Yet the conductor didn’t deign to turn up in that part of the world for a single rehearsal, not even one immediately before the performance. He made his entry backstage 15 minutes late, when the public was already beginning to slow-clap and the TV folk to worry about their time slots. The maestro then sequestered himself in his room and wouldn’t come out. Finally, the desperate orchestra delegated one of the first violins to find out what was what. The violinist deferentially opened the door a crack, only to hear the conductor discuss the sale of a huge consignment of timber with his business manager. Now can you imagine Sir Thomas Beecham behaving that way? Klemperer? Fürtwangler? Toscanini? Mengelberg? And musically the Russian wouldn’t have been fit to carry their scores to the concert hall.

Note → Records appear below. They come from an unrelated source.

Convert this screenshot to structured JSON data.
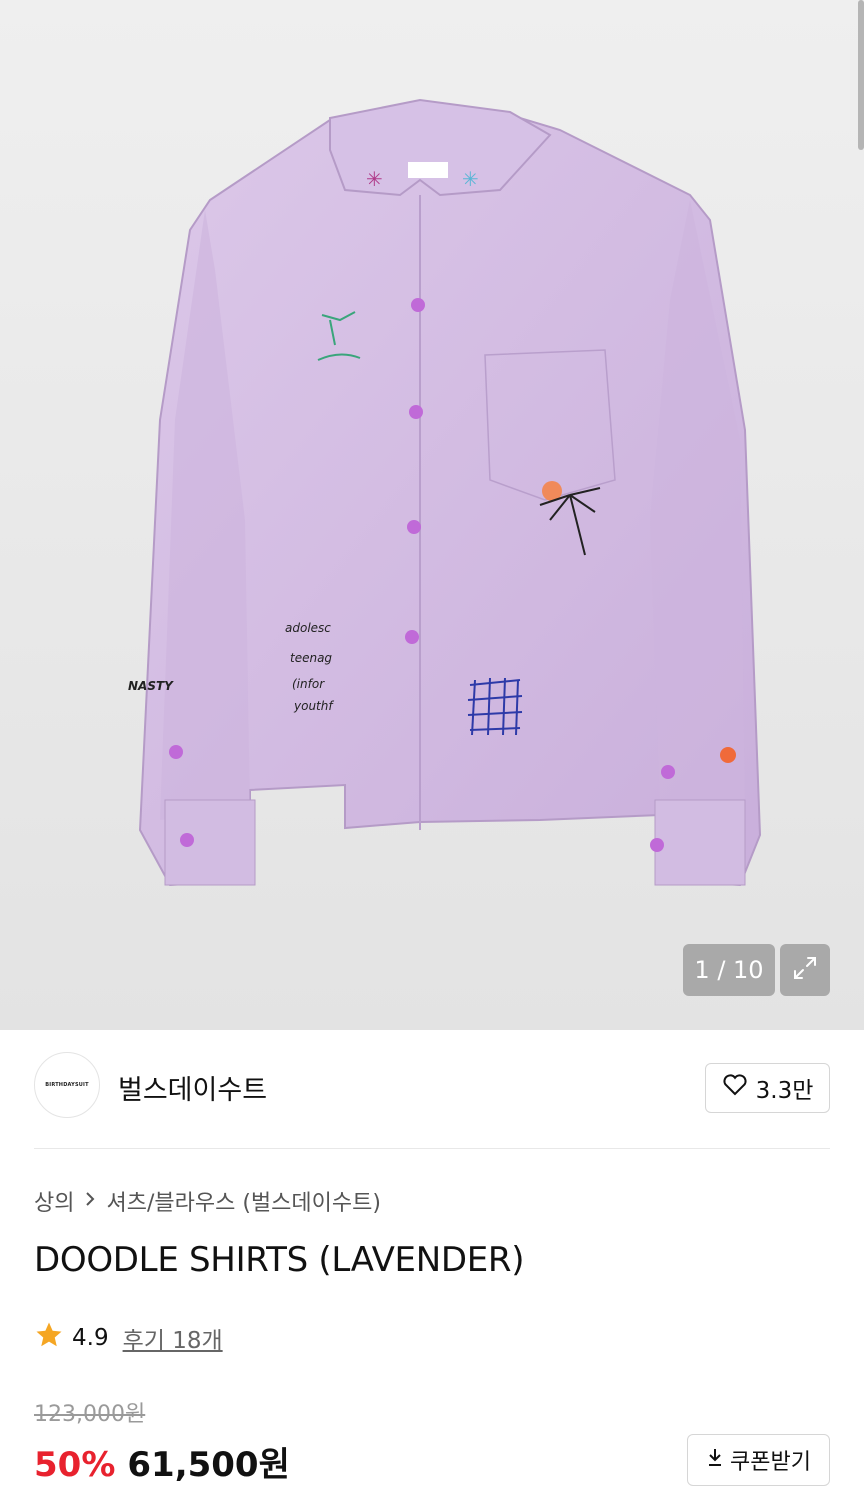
{
  "gallery": {
    "counter": "1 / 10",
    "expand_icon": "expand-icon",
    "image_subject": "lavender-doodle-shirt"
  },
  "brand": {
    "logo_text": "BIRTHDAYSUIT",
    "name": "벌스데이수트",
    "likes": "3.3만",
    "like_icon": "heart-outline-icon"
  },
  "breadcrumb": {
    "category": "상의",
    "separator_icon": "chevron-right-icon",
    "subcategory": "셔츠/블라우스 (벌스데이수트)"
  },
  "product": {
    "title": "DOODLE SHIRTS (LAVENDER)",
    "rating": "4.9",
    "reviews": "후기 18개",
    "original_price": "123,000원",
    "discount": "50%",
    "sale_price": "61,500원",
    "coupon_label": "쿠폰받기"
  },
  "colors": {
    "accent_red": "#e8222e",
    "star": "#f5a623",
    "shirt": "#d9c3e6"
  }
}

Considering that the chap already has (as opposed to earns) an income in high seven figures, one would think he’d be able to show more respect for his art. But, a product of modern egalitarianism that he is, he doesn’t even understand what’s required. Like any modern spiv he pursues nothing but money, power and fame, devoting his time to flogging from one venue to the next (sometimes two in different countries on the same day). And he is a typical rather than exceptional figure, allowed to prosper by a comprehensively educated public, money-grabbing impresarios and concert organisers assisted by illiterate musicologists, including those working on our increasingly demotic BBC 3. (One cretinous critic wrote in the Telegraph a few years ago that Maxim Vengerov is ‘not only the greatest violinist of our time, but the greatest of all time’. Now Vengerov is a vulgarian with a quick bow who wouldn’t be out of place playing at a wedding somewhere in Siberia. Even to utter his name in the same breath as Menuhin, Szigeti, Stern, Oistrach, Szering and countless others is chronically stupid. Saying he’s superior to them goes beyond ignorance and stupidity, entering the area of conscious subversion.) How similar, how very similar to our politicians.